§ Task details:
Set down every entry exactly as given. Pictures are to be left out.

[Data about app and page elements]
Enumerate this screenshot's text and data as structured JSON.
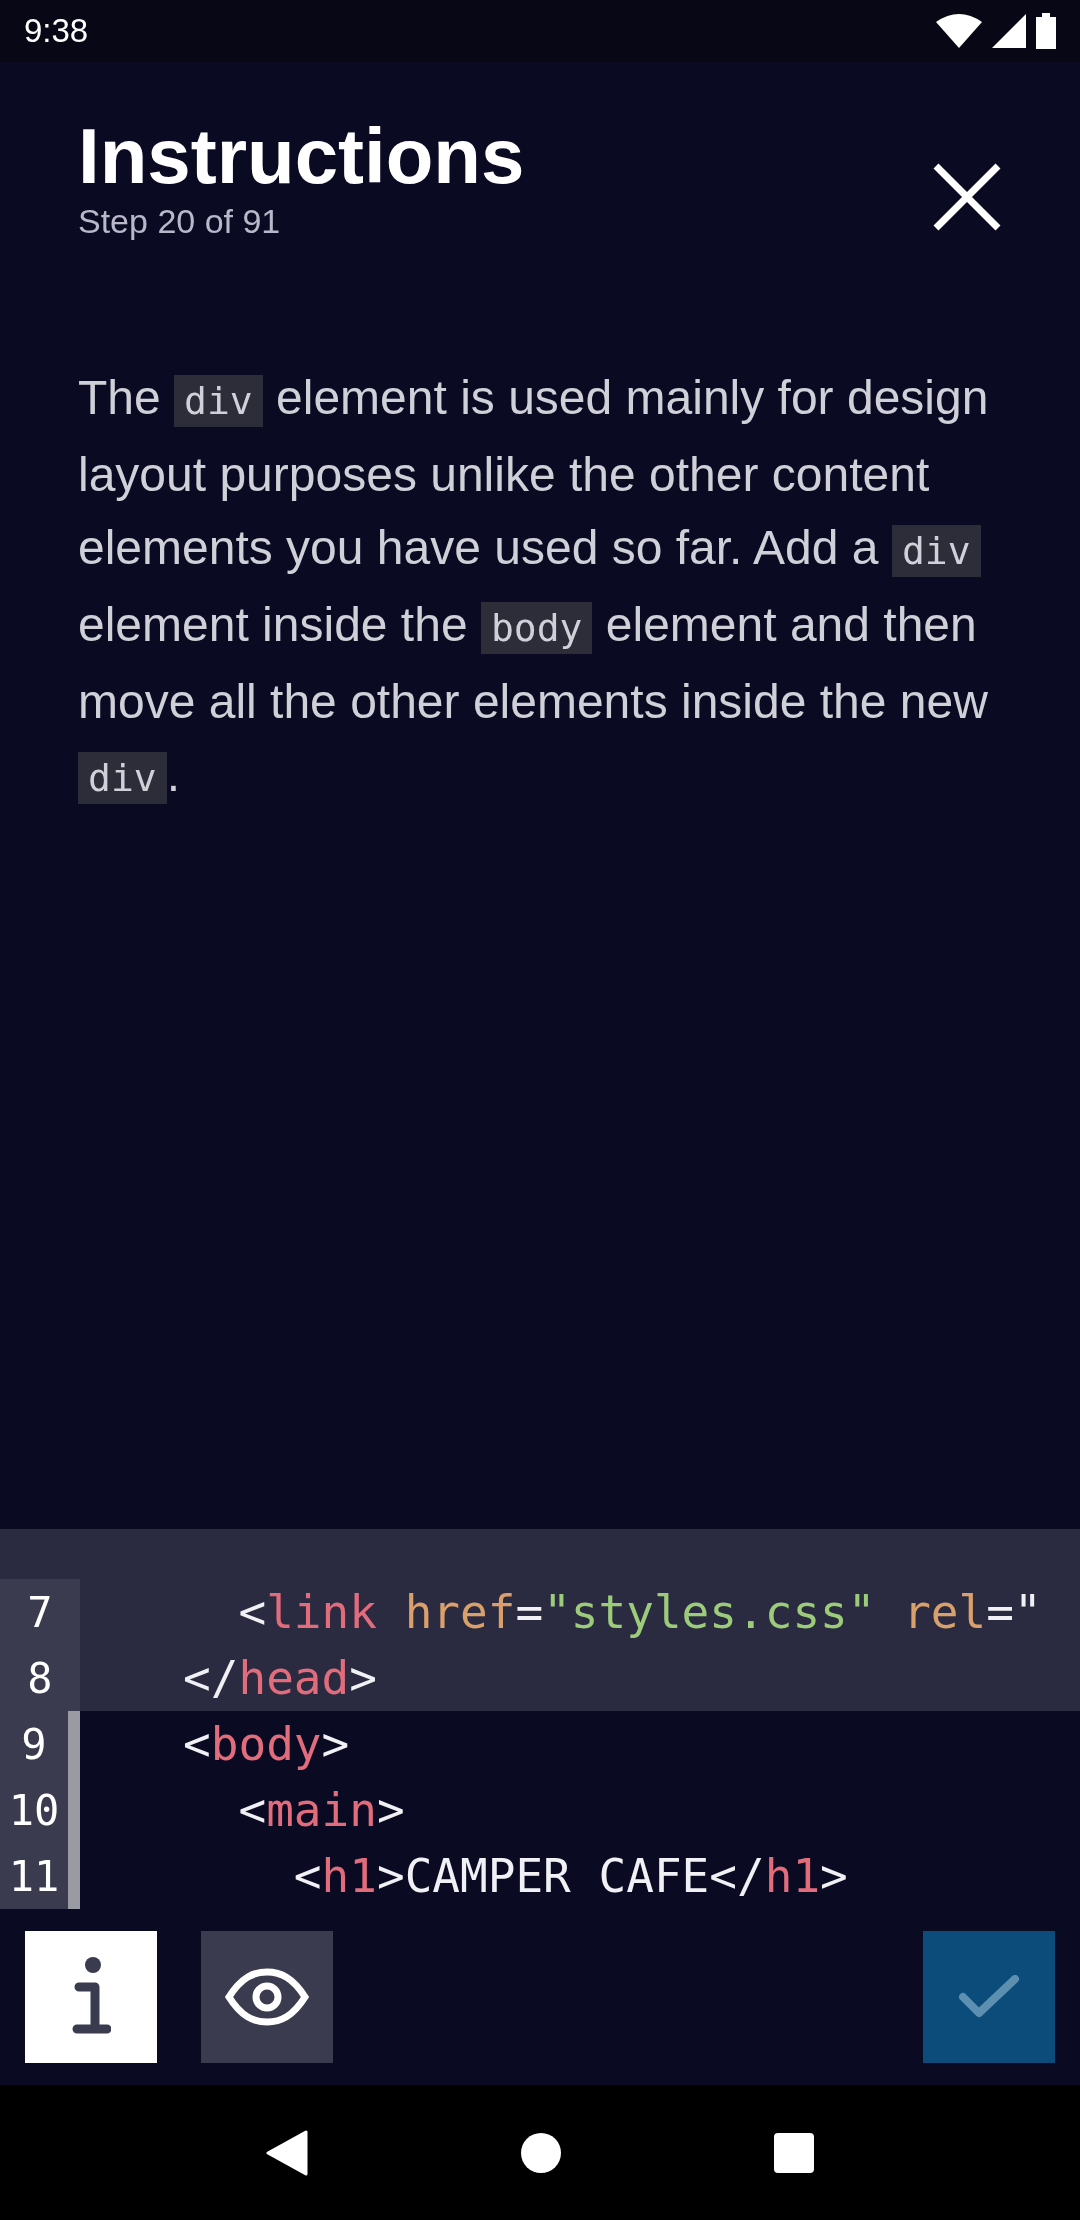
{
  "status_bar": {
    "time": "9:38"
  },
  "header": {
    "title": "Instructions",
    "subtitle": "Step 20 of 91"
  },
  "instructions": [
    {
      "kind": "text",
      "text": "The "
    },
    {
      "kind": "code",
      "text": "div"
    },
    {
      "kind": "text",
      "text": " element is used mainly for design layout purposes unlike the other content elements you have used so far. Add a "
    },
    {
      "kind": "code",
      "text": "div"
    },
    {
      "kind": "text",
      "text": " element inside the "
    },
    {
      "kind": "code",
      "text": "body"
    },
    {
      "kind": "text",
      "text": " element and then move all the other elements inside the new "
    },
    {
      "kind": "code",
      "text": "div"
    },
    {
      "kind": "text",
      "text": "."
    }
  ],
  "editor": {
    "lines": [
      {
        "number": "7",
        "highlighted": true,
        "tokens": [
          {
            "kind": "punct",
            "text": "     <"
          },
          {
            "kind": "tag",
            "text": "link"
          },
          {
            "kind": "attr",
            "text": " href"
          },
          {
            "kind": "punct",
            "text": "="
          },
          {
            "kind": "string",
            "text": "\"styles.css\""
          },
          {
            "kind": "attr",
            "text": " rel"
          },
          {
            "kind": "punct",
            "text": "=\""
          }
        ]
      },
      {
        "number": "8",
        "highlighted": true,
        "tokens": [
          {
            "kind": "punct",
            "text": "   </"
          },
          {
            "kind": "tag",
            "text": "head"
          },
          {
            "kind": "punct",
            "text": ">"
          }
        ]
      },
      {
        "number": "9",
        "highlighted": false,
        "tokens": [
          {
            "kind": "punct",
            "text": "   <"
          },
          {
            "kind": "tag",
            "text": "body"
          },
          {
            "kind": "punct",
            "text": ">"
          }
        ]
      },
      {
        "number": "10",
        "highlighted": false,
        "tokens": [
          {
            "kind": "punct",
            "text": "     <"
          },
          {
            "kind": "tag",
            "text": "main"
          },
          {
            "kind": "punct",
            "text": ">"
          }
        ]
      },
      {
        "number": "11",
        "highlighted": false,
        "tokens": [
          {
            "kind": "punct",
            "text": "       <"
          },
          {
            "kind": "tag",
            "text": "h1"
          },
          {
            "kind": "punct",
            "text": ">CAMPER CAFE</"
          },
          {
            "kind": "tag",
            "text": "h1"
          },
          {
            "kind": "punct",
            "text": ">"
          }
        ]
      }
    ]
  },
  "toolbar": {
    "buttons": [
      {
        "kind": "info",
        "selected": true
      },
      {
        "kind": "preview",
        "selected": false
      }
    ],
    "check": {
      "disabled": true
    }
  }
}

§ Answer to the exercise:
Enumerate this screenshot's text and data as structured JSON.
{
  "status_bar": {
    "time": "9:38"
  },
  "header": {
    "title": "Instructions",
    "subtitle": "Step 20 of 91"
  },
  "instructions": [
    {
      "kind": "text",
      "text": "The "
    },
    {
      "kind": "code",
      "text": "div"
    },
    {
      "kind": "text",
      "text": " element is used mainly for design layout purposes unlike the other content elements you have used so far. Add a "
    },
    {
      "kind": "code",
      "text": "div"
    },
    {
      "kind": "text",
      "text": " element inside the "
    },
    {
      "kind": "code",
      "text": "body"
    },
    {
      "kind": "text",
      "text": " element and then move all the other elements inside the new "
    },
    {
      "kind": "code",
      "text": "div"
    },
    {
      "kind": "text",
      "text": "."
    }
  ],
  "editor": {
    "lines": [
      {
        "number": "7",
        "highlighted": true,
        "tokens": [
          {
            "kind": "punct",
            "text": "     <"
          },
          {
            "kind": "tag",
            "text": "link"
          },
          {
            "kind": "attr",
            "text": " href"
          },
          {
            "kind": "punct",
            "text": "="
          },
          {
            "kind": "string",
            "text": "\"styles.css\""
          },
          {
            "kind": "attr",
            "text": " rel"
          },
          {
            "kind": "punct",
            "text": "=\""
          }
        ]
      },
      {
        "number": "8",
        "highlighted": true,
        "tokens": [
          {
            "kind": "punct",
            "text": "   </"
          },
          {
            "kind": "tag",
            "text": "head"
          },
          {
            "kind": "punct",
            "text": ">"
          }
        ]
      },
      {
        "number": "9",
        "highlighted": false,
        "tokens": [
          {
            "kind": "punct",
            "text": "   <"
          },
          {
            "kind": "tag",
            "text": "body"
          },
          {
            "kind": "punct",
            "text": ">"
          }
        ]
      },
      {
        "number": "10",
        "highlighted": false,
        "tokens": [
          {
            "kind": "punct",
            "text": "     <"
          },
          {
            "kind": "tag",
            "text": "main"
          },
          {
            "kind": "punct",
            "text": ">"
          }
        ]
      },
      {
        "number": "11",
        "highlighted": false,
        "tokens": [
          {
            "kind": "punct",
            "text": "       <"
          },
          {
            "kind": "tag",
            "text": "h1"
          },
          {
            "kind": "punct",
            "text": ">CAMPER CAFE</"
          },
          {
            "kind": "tag",
            "text": "h1"
          },
          {
            "kind": "punct",
            "text": ">"
          }
        ]
      }
    ]
  },
  "toolbar": {
    "buttons": [
      {
        "kind": "info",
        "selected": true
      },
      {
        "kind": "preview",
        "selected": false
      }
    ],
    "check": {
      "disabled": true
    }
  }
}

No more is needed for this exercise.